::: PROVIDED MATERIAL
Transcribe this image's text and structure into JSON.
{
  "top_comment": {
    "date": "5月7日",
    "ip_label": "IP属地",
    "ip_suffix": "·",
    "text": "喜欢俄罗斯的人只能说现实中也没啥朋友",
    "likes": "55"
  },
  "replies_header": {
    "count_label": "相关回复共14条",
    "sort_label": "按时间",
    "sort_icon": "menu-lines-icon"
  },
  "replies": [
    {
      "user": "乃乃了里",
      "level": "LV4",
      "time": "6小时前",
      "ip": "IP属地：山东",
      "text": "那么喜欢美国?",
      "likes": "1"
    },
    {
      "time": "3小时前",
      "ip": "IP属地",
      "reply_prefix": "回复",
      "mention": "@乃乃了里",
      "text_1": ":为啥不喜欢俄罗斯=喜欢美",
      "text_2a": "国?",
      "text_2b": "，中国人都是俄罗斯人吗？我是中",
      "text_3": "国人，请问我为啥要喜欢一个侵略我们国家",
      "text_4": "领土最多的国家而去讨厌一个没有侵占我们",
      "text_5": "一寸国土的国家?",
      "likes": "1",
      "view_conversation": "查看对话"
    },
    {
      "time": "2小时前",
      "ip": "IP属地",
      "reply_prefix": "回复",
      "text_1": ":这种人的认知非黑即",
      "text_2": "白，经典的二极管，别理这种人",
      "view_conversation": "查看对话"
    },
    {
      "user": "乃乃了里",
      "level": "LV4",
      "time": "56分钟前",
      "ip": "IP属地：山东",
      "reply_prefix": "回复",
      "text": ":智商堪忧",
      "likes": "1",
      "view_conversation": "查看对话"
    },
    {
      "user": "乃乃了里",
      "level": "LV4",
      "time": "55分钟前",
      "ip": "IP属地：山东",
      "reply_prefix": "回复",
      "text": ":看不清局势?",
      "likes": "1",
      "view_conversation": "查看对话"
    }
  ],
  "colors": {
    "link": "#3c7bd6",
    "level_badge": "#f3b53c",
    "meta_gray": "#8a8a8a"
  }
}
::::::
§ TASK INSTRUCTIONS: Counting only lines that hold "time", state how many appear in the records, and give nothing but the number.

§ RESULT BELOW: 5